The purpose of this study was to search for the factors that contributed to the understanding of the emotions expressed by figurative language. In the preliminary study, 74 similes that express joy, sadness, and anger were selected. Eighty-four subjects rated 74 similes on SD scales. Factor analysis was conducted on the data. Throughout the factor analysis, two factors emerged. These two factors were interpreted as "activity" factor and "evaluation" factor. The distributions of similes in the three emotions were relatively different in the two-dimensional factorial space, namely the affective meaning space. Throughout the discriminant analysis, "activity" and "evaluation" factors contributed to the understanding of the emotions expressed by the similes.These findings indicated that understanding of the emotions expressed by the similes was based on those two foctors.
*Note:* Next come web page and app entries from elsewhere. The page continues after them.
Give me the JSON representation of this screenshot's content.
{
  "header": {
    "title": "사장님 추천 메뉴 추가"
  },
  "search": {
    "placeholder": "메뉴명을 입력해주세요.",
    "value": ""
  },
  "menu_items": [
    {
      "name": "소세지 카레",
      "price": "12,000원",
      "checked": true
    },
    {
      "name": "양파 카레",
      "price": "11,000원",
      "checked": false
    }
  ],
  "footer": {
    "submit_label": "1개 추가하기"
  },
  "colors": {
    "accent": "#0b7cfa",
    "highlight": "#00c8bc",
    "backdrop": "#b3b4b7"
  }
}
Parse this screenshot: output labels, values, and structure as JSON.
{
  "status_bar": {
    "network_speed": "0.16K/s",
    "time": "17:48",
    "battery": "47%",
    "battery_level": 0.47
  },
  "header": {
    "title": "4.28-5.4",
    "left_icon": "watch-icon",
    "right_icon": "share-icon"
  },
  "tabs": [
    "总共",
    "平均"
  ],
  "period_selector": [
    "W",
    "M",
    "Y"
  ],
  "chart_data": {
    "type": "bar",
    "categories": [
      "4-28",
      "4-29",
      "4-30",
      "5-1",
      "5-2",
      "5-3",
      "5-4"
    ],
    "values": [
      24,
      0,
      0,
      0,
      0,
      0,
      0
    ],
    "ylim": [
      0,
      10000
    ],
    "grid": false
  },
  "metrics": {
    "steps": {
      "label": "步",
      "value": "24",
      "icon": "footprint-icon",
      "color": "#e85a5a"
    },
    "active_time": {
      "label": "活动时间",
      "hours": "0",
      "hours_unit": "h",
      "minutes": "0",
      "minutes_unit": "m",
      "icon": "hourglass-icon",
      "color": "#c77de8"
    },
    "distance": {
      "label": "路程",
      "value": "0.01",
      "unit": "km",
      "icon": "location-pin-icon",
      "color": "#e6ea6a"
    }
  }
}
Two tests examined whether mood congruent memory bias is found in the daily recall of personal past event. Subjects described their memories about past events unexpectedly recalled, and then completed the questionnaire to assess affective value of their past events and to assess their mood states both at the time recalled their past events and at the time tested. When affective value of past event was evaluated by desirability, mood effect was not found (Test 1). While, when past event was evaluated by the same measure as mood rating, subjects who were in the positive mood recalled more positively past events than those in the negative mood (Test 2). The difference between the results of two tests was discussed with respect to the variety of affective value rating for memory and mood reparative effect. In addition, these results suggest that mood has an influence on unexpected memory process as daily recall.